Work instruction
Return the lines of the data below in which the string "code" occurs.

[Entries from a dataset of interfaces]
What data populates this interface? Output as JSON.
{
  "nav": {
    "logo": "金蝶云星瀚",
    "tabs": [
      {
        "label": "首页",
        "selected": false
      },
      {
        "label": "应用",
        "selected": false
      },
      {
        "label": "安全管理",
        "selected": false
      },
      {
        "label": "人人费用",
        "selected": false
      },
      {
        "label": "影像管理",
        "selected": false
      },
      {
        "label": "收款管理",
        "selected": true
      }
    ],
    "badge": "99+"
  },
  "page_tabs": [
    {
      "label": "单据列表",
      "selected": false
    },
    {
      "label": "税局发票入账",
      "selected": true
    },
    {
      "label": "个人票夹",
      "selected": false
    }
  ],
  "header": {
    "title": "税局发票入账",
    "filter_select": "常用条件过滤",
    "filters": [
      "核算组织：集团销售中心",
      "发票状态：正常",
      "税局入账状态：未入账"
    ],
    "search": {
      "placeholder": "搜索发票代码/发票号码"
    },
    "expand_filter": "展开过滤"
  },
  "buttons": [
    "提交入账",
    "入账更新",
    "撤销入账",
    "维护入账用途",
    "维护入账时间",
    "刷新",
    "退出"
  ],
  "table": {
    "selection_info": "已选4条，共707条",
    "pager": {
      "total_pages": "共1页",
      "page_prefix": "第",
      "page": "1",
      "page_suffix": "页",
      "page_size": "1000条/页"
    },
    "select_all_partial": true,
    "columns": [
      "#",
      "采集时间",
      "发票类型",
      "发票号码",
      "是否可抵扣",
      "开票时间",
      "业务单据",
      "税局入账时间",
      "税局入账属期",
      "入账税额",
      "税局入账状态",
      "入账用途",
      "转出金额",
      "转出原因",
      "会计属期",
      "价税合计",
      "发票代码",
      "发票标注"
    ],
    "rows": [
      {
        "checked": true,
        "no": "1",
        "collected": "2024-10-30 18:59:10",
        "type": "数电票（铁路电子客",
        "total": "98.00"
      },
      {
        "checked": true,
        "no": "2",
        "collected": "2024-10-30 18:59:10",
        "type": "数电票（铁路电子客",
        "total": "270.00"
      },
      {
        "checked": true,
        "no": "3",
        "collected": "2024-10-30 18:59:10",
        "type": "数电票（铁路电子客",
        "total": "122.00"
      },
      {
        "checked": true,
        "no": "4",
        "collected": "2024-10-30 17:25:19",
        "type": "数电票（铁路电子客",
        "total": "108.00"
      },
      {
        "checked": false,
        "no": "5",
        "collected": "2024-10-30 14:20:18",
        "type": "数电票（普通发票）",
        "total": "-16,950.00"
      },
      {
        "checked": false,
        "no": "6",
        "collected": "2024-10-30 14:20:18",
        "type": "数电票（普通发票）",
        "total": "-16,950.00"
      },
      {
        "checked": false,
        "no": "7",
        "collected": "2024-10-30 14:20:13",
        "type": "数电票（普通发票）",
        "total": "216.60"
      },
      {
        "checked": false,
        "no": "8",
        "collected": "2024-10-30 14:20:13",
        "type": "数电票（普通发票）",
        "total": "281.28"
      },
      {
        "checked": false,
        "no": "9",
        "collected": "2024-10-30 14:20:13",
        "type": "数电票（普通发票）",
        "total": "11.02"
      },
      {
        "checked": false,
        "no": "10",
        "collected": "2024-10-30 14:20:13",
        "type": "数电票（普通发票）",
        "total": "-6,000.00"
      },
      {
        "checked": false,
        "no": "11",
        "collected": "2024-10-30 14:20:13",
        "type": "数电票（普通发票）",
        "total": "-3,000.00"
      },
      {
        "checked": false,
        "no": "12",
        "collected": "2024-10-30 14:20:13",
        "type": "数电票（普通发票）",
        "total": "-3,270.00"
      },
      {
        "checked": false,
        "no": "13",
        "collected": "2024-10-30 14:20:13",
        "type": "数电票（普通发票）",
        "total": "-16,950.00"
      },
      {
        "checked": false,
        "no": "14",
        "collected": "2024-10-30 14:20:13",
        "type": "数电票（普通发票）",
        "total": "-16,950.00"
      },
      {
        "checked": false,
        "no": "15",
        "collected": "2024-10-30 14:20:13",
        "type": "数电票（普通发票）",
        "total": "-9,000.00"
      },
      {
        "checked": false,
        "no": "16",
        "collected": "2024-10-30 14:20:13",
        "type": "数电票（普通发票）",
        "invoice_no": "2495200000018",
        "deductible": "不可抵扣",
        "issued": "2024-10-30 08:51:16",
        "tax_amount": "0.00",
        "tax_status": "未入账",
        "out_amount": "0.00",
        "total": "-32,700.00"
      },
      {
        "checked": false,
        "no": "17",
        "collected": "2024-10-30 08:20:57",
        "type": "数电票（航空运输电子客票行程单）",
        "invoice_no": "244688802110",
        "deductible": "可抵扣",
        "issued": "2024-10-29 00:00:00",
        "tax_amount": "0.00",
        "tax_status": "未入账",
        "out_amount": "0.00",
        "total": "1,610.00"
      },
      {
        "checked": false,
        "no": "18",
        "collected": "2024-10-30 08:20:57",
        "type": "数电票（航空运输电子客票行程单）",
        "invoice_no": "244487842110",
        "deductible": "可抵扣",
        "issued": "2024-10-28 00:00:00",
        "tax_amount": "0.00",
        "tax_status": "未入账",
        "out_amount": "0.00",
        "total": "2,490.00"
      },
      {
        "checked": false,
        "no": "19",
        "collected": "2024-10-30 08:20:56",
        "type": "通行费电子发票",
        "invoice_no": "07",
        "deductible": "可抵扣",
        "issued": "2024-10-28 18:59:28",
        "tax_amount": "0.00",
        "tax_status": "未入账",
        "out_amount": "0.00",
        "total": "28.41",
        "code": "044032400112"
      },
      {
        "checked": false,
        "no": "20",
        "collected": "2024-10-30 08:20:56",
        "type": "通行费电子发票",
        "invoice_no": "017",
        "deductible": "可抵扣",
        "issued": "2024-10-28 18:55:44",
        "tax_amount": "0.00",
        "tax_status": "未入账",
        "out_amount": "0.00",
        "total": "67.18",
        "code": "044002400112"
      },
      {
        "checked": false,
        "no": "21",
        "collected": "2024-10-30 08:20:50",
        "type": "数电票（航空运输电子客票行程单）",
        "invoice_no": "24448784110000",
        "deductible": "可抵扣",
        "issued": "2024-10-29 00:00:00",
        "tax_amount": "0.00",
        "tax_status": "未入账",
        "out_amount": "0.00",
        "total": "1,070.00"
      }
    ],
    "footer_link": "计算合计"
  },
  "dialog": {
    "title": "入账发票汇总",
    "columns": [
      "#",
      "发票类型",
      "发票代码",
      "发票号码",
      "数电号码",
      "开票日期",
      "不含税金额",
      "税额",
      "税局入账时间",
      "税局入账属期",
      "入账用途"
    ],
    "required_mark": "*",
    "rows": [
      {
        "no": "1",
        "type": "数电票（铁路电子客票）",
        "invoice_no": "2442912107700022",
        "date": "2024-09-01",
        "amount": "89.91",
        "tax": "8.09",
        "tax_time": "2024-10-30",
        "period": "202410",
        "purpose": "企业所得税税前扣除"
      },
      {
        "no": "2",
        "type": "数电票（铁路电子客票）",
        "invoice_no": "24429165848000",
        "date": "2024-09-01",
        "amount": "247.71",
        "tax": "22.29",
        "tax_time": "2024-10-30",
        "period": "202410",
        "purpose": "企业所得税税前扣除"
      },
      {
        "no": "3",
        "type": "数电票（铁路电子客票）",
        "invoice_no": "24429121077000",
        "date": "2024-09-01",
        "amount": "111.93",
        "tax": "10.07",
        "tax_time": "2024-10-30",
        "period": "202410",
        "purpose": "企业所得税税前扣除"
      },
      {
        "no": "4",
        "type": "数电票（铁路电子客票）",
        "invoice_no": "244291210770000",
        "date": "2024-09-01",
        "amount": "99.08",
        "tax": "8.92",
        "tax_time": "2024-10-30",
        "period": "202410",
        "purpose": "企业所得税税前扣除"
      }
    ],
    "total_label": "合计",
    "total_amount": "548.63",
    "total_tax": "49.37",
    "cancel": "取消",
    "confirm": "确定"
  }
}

Answer
        "code": "044032400112"
        "code": "044002400112"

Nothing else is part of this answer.